Further picks up where Deeper left off and follows Jones on his mission as he heads to places few have ridden before. In his search for the perfect line Jones finds himself travelling all over the globe. Further shows us the deepest parts of Japan, Alaska and Austria. Couple the amazing terrain with the riders he chose to take with him, Jones with Further really gives you a feeling of what it is like to head that far into the wilderness in the search of the ultimate descent.
From the opening part in Japan, the production and camera work of this movie really gives you a sense of just how big the mountains are that these guys are riding and also just how dangerous they can be. Barely ten minutes into the film, Forrest Shearer starts a descent and within seconds is knocked off his feet by the sluff (sliding top snow) and carried out of control to the bottom of the face. No rose tinted glasses here, this movie really tells the story of what is involved in riding in the back country.
What sets this film apart from most other snowboard films out there is the fact that Jones is a huge environmentalist and for the past few years he has tried to minimise the amount of time he uses helicopters to access the backcountry. This dedication to doing things in a more environmental way means he and his team would camp in the wilderness for weeks on end and wait for the perfect weather conditions to go and hike the face to get the perfect line. At one point in the film the team have to ride snowmobiles for 30 hours to get to their base camp for the trip. It really highlights what lengths these guys will go to for their love of snowboarding.
By increasing the camera crew to rider ratio for this film, the team were able to get some great footage and take things to the next level. There are some awesome wide angle and distance shots which really do show the scale of the terrain. The use of POV or helmet cam is also used really well in this film. Head cam technology has improved so much in the last few years that it can now be used to show you just what the riders are experiencing when they tackle these huge faces.
The soundtrack to this film is pretty good.
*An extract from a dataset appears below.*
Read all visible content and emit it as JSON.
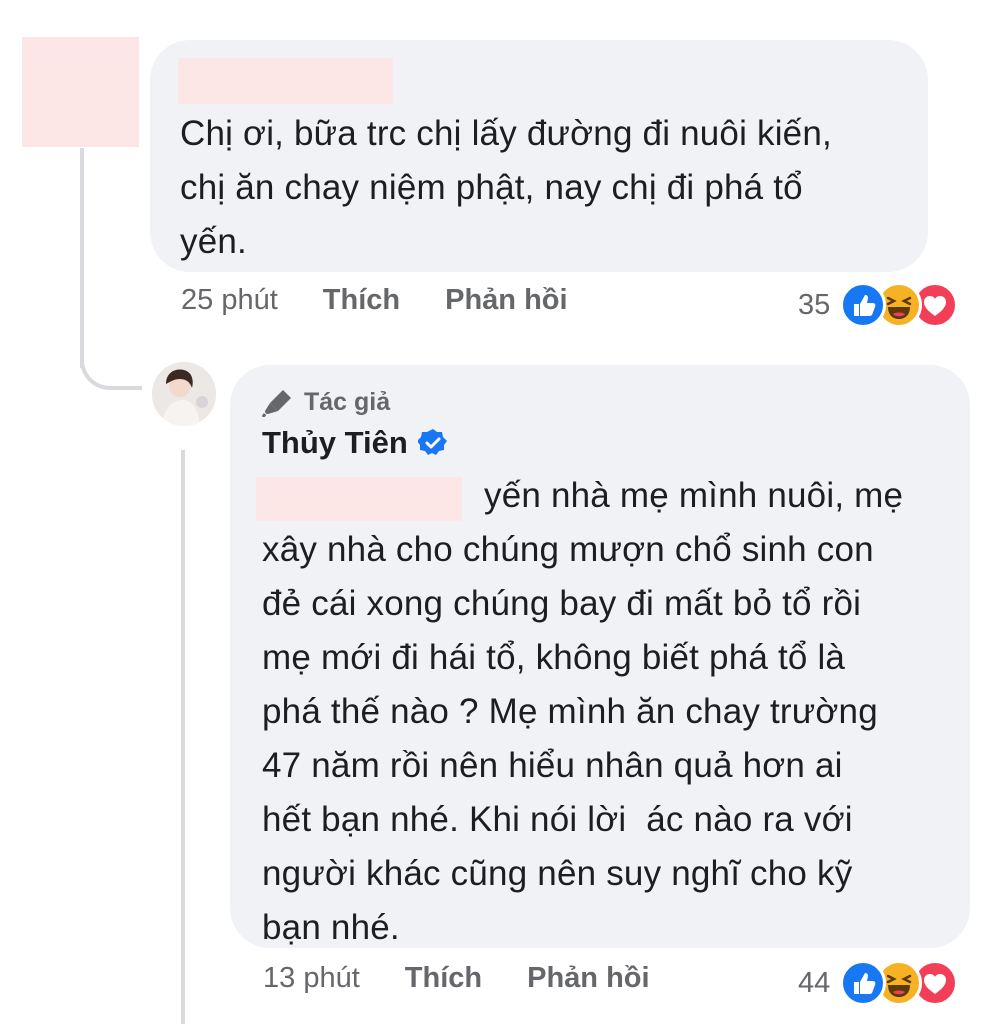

Chilled and understated. The footage is edited really well to the music and overall it does a good job of keeping the film moving along nicely.
My Favourite part of the movie is right at the end of the Japan section of the film. Nicely edited to a chilled out song by Way Yes the part shows Jones, Forrest shearer and Josh Dirksen shredding down a nice shallow powder field all just having fun with each other out in the mountains. Maybe not the most extreme part of the film but for me it really caught the essence of what snowboarding is about being out there with your friends having fun. It made me want to hop on a flight right there and head to the mountains to find some snow.
For those of you who love riding the park and that is about it then this movie may not be for you. For everyone else you should really take a look. The documentary style gives you more of a story than most other boarding videos and is not just endless part after part of Snowboarding porn. The behind the scenes feel and the insight into the work these guys put into their riding gives you a sense of awe about what they do.
With top riders, top terrain and great camera work it really is an inspiring film and worth buying. If you dont want to splash out the full price then you can always hire it from itunes to watch at your leisure but if I were you Id buy it for keeps. Youll watch it over and over again.